» WHAT TO WORK ON:
Send every record back word for word.

======== DATA TO USE ========

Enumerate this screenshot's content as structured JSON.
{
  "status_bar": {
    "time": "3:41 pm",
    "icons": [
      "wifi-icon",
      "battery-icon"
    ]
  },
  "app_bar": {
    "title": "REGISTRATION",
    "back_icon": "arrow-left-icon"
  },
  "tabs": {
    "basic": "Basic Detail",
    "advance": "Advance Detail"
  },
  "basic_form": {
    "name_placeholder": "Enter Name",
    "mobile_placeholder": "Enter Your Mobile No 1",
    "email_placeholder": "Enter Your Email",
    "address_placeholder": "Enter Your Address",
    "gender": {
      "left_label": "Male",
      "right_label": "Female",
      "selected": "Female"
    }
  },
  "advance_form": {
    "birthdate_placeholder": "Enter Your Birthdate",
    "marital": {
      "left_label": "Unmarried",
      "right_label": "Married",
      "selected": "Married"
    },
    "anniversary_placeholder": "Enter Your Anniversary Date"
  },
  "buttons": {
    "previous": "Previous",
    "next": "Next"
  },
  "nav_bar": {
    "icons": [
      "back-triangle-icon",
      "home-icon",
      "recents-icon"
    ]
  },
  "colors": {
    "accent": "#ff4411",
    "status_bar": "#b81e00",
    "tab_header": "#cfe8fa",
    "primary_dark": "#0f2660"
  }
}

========

» SOLUTION:
Enumerate this screenshot's content as structured JSON.
{
  "status_bar": {
    "time": "3:41 pm",
    "icons": [
      "wifi-icon",
      "battery-icon"
    ]
  },
  "app_bar": {
    "title": "REGISTRATION",
    "back_icon": "arrow-left-icon"
  },
  "tabs": {
    "basic": "Basic Detail",
    "advance": "Advance Detail"
  },
  "basic_form": {
    "name_placeholder": "Enter Name",
    "mobile_placeholder": "Enter Your Mobile No 1",
    "email_placeholder": "Enter Your Email",
    "address_placeholder": "Enter Your Address",
    "gender": {
      "left_label": "Male",
      "right_label": "Female",
      "selected": "Female"
    }
  },
  "advance_form": {
    "birthdate_placeholder": "Enter Your Birthdate",
    "marital": {
      "left_label": "Unmarried",
      "right_label": "Married",
      "selected": "Married"
    },
    "anniversary_placeholder": "Enter Your Anniversary Date"
  },
  "buttons": {
    "previous": "Previous",
    "next": "Next"
  },
  "nav_bar": {
    "icons": [
      "back-triangle-icon",
      "home-icon",
      "recents-icon"
    ]
  },
  "colors": {
    "accent": "#ff4411",
    "status_bar": "#b81e00",
    "tab_header": "#cfe8fa",
    "primary_dark": "#0f2660"
  }
}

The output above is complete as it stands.